- [AIM OF THE TASK] Reproduce the records below in their entirety, exactly as shown.

Top of WORKING DATA

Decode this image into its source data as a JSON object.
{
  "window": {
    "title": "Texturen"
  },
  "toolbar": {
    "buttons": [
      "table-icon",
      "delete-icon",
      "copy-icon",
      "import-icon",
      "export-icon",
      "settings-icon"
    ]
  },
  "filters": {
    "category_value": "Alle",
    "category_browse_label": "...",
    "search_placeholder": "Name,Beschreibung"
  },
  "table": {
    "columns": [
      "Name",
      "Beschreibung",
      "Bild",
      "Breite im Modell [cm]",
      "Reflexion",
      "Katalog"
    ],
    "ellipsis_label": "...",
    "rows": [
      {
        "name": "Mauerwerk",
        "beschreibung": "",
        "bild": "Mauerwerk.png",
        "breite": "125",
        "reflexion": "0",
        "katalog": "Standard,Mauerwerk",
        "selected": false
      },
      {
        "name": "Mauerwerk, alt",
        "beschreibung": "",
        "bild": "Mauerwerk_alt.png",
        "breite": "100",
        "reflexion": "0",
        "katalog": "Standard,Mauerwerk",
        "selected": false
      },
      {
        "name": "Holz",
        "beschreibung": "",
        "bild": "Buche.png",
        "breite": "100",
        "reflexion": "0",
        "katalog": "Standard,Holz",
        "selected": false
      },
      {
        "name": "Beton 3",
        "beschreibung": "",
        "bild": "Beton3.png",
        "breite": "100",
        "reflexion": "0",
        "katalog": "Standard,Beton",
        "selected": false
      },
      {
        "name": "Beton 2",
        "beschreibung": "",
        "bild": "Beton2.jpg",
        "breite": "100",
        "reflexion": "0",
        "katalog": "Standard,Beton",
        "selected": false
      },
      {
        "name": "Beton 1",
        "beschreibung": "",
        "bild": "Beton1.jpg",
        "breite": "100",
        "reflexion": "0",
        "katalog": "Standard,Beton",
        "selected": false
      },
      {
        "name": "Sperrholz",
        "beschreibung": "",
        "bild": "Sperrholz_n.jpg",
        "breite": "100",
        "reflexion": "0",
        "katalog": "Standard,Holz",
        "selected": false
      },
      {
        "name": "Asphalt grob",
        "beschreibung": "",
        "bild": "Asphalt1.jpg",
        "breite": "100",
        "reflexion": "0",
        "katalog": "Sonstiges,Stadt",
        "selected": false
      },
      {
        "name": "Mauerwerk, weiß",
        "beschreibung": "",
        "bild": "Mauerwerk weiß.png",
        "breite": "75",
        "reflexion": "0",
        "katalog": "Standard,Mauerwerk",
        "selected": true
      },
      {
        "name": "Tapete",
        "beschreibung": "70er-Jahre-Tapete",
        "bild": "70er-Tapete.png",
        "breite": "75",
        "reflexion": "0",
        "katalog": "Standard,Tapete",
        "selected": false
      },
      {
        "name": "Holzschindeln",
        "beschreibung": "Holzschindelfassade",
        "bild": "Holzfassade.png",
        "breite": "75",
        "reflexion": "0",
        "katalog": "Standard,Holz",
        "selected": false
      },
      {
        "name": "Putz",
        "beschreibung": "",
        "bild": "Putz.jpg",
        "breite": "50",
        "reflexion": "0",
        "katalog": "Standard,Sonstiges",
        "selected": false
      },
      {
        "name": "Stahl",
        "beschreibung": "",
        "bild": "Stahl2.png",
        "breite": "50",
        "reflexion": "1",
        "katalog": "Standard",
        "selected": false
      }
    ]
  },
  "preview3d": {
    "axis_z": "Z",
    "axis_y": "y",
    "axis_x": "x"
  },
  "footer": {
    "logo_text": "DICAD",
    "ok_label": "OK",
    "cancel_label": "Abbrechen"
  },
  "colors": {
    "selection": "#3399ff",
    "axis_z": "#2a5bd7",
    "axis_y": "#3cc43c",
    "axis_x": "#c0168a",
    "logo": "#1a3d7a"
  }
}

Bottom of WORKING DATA

- [SOLVED EXERCISE]
Decode this image into its source data as a JSON object.
{
  "window": {
    "title": "Texturen"
  },
  "toolbar": {
    "buttons": [
      "table-icon",
      "delete-icon",
      "copy-icon",
      "import-icon",
      "export-icon",
      "settings-icon"
    ]
  },
  "filters": {
    "category_value": "Alle",
    "category_browse_label": "...",
    "search_placeholder": "Name,Beschreibung"
  },
  "table": {
    "columns": [
      "Name",
      "Beschreibung",
      "Bild",
      "Breite im Modell [cm]",
      "Reflexion",
      "Katalog"
    ],
    "ellipsis_label": "...",
    "rows": [
      {
        "name": "Mauerwerk",
        "beschreibung": "",
        "bild": "Mauerwerk.png",
        "breite": "125",
        "reflexion": "0",
        "katalog": "Standard,Mauerwerk",
        "selected": false
      },
      {
        "name": "Mauerwerk, alt",
        "beschreibung": "",
        "bild": "Mauerwerk_alt.png",
        "breite": "100",
        "reflexion": "0",
        "katalog": "Standard,Mauerwerk",
        "selected": false
      },
      {
        "name": "Holz",
        "beschreibung": "",
        "bild": "Buche.png",
        "breite": "100",
        "reflexion": "0",
        "katalog": "Standard,Holz",
        "selected": false
      },
      {
        "name": "Beton 3",
        "beschreibung": "",
        "bild": "Beton3.png",
        "breite": "100",
        "reflexion": "0",
        "katalog": "Standard,Beton",
        "selected": false
      },
      {
        "name": "Beton 2",
        "beschreibung": "",
        "bild": "Beton2.jpg",
        "breite": "100",
        "reflexion": "0",
        "katalog": "Standard,Beton",
        "selected": false
      },
      {
        "name": "Beton 1",
        "beschreibung": "",
        "bild": "Beton1.jpg",
        "breite": "100",
        "reflexion": "0",
        "katalog": "Standard,Beton",
        "selected": false
      },
      {
        "name": "Sperrholz",
        "beschreibung": "",
        "bild": "Sperrholz_n.jpg",
        "breite": "100",
        "reflexion": "0",
        "katalog": "Standard,Holz",
        "selected": false
      },
      {
        "name": "Asphalt grob",
        "beschreibung": "",
        "bild": "Asphalt1.jpg",
        "breite": "100",
        "reflexion": "0",
        "katalog": "Sonstiges,Stadt",
        "selected": false
      },
      {
        "name": "Mauerwerk, weiß",
        "beschreibung": "",
        "bild": "Mauerwerk weiß.png",
        "breite": "75",
        "reflexion": "0",
        "katalog": "Standard,Mauerwerk",
        "selected": true
      },
      {
        "name": "Tapete",
        "beschreibung": "70er-Jahre-Tapete",
        "bild": "70er-Tapete.png",
        "breite": "75",
        "reflexion": "0",
        "katalog": "Standard,Tapete",
        "selected": false
      },
      {
        "name": "Holzschindeln",
        "beschreibung": "Holzschindelfassade",
        "bild": "Holzfassade.png",
        "breite": "75",
        "reflexion": "0",
        "katalog": "Standard,Holz",
        "selected": false
      },
      {
        "name": "Putz",
        "beschreibung": "",
        "bild": "Putz.jpg",
        "breite": "50",
        "reflexion": "0",
        "katalog": "Standard,Sonstiges",
        "selected": false
      },
      {
        "name": "Stahl",
        "beschreibung": "",
        "bild": "Stahl2.png",
        "breite": "50",
        "reflexion": "1",
        "katalog": "Standard",
        "selected": false
      }
    ]
  },
  "preview3d": {
    "axis_z": "Z",
    "axis_y": "y",
    "axis_x": "x"
  },
  "footer": {
    "logo_text": "DICAD",
    "ok_label": "OK",
    "cancel_label": "Abbrechen"
  },
  "colors": {
    "selection": "#3399ff",
    "axis_z": "#2a5bd7",
    "axis_y": "#3cc43c",
    "axis_x": "#c0168a",
    "logo": "#1a3d7a"
  }
}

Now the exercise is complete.